This bias towards the borrowers is also necessitated by the still-fragile state of some institutions that have lent to them, notably still struggling RBS, the UK’s biggest bank. By gnawing away at the real value of unspent cash, faster inflation might also – finally – induce private business to start investing the record sums they have been sitting on or repaying to rich investors, since the financial crisis.

The modest 1.8% average annual growth of national income expected in 2017-21 – on which the government will depend to relieve pressure on health, care, police and other social services while it negotiates Brexit – relies heavily on a long-delayed revival of investment. The Office for Budget Responsibility expects business investment, which fell by 1.5% in 2016 and is still declining this year, to spring back to growth of 3.7% in 2018 and average 4% in 2019-20.

Higher inflation, outpacing interest-rate rises and keeping borrowing costs down, is a vital part of the story behind this. Investment recovery is vital to resolving the UK’s productivity stagnation since 2008, which underlies the lack of real wage growth.

Sting in the tail?

But the rise in inflation, even if temporary, also brings dangers for that recovery. It was a rise in disposable incomes that enabled consumption-led growth since the financial crisis. But with inflation at 2.3%, prices are rising at the same rate as average earnings. Even if it subsides soon, it could usher in a phase of real-pay stagnation that could leave average living standards no higher in 2022 than in 2007.

The way the headline inflation rate is calculated now takes into account council tax and other housing costs, which weigh increasingly on those households that bought homes recently or are having to rent because they can’t afford to buy. So the expected year of above-target inflation could deliver a blow to household spending that offsets any boost to business investment.

And that’s before taking any account of the impact of uncertainty surrounding the Brexit negotiations. Even if interest rates don’t rise, businesses may curb their commitments until the exit terms and associated policy changes are clearer, compounding the slowdown already expected next year and leaving the UK government struggling to meet its deficit reduction targets.

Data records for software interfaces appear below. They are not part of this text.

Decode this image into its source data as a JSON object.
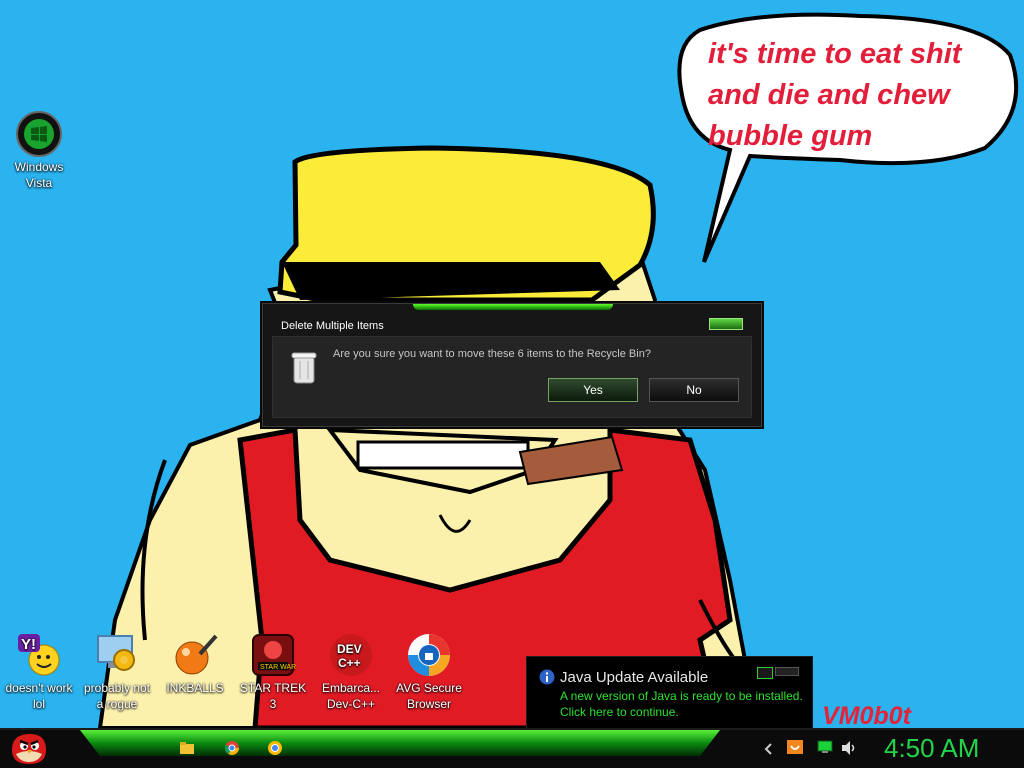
{
  "speech_bubble": {
    "lines": [
      "it's time to eat shit",
      "and die and chew",
      "bubble gum"
    ]
  },
  "watermark": "VM0b0t",
  "desktop_icons": [
    {
      "id": "windows-vista",
      "lines": [
        "Windows",
        "Vista"
      ]
    },
    {
      "id": "doesnt-work-lol",
      "lines": [
        "doesn't work",
        "lol"
      ]
    },
    {
      "id": "probably-not-a-rogue",
      "lines": [
        "probably not",
        "a rogue"
      ]
    },
    {
      "id": "inkballs",
      "lines": [
        "INKBALLS"
      ]
    },
    {
      "id": "star-trek-3",
      "lines": [
        "STAR TREK",
        "3"
      ]
    },
    {
      "id": "embarcadero-dev-cpp",
      "lines": [
        "Embarca...",
        "Dev-C++"
      ]
    },
    {
      "id": "avg-secure-browser",
      "lines": [
        "AVG Secure",
        "Browser"
      ]
    }
  ],
  "dialog": {
    "title": "Delete Multiple Items",
    "message": "Are you sure you want to move these 6 items to the Recycle Bin?",
    "yes_label": "Yes",
    "no_label": "No"
  },
  "notification": {
    "title": "Java Update Available",
    "line1": "A new version of Java is ready to be installed.",
    "line2": "Click here to continue."
  },
  "taskbar": {
    "clock": "4:50 AM",
    "pinned": [
      "file-explorer-icon",
      "chrome-icon",
      "chrome-alt-icon"
    ]
  },
  "colors": {
    "sky": "#2ab3ef",
    "caption_red": "#e31e3a",
    "accent_green": "#23d44a"
  }
}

Alan Shipman, Lecturer in Economics, The Open University

This article was originally published on The Conversation. Read the original article.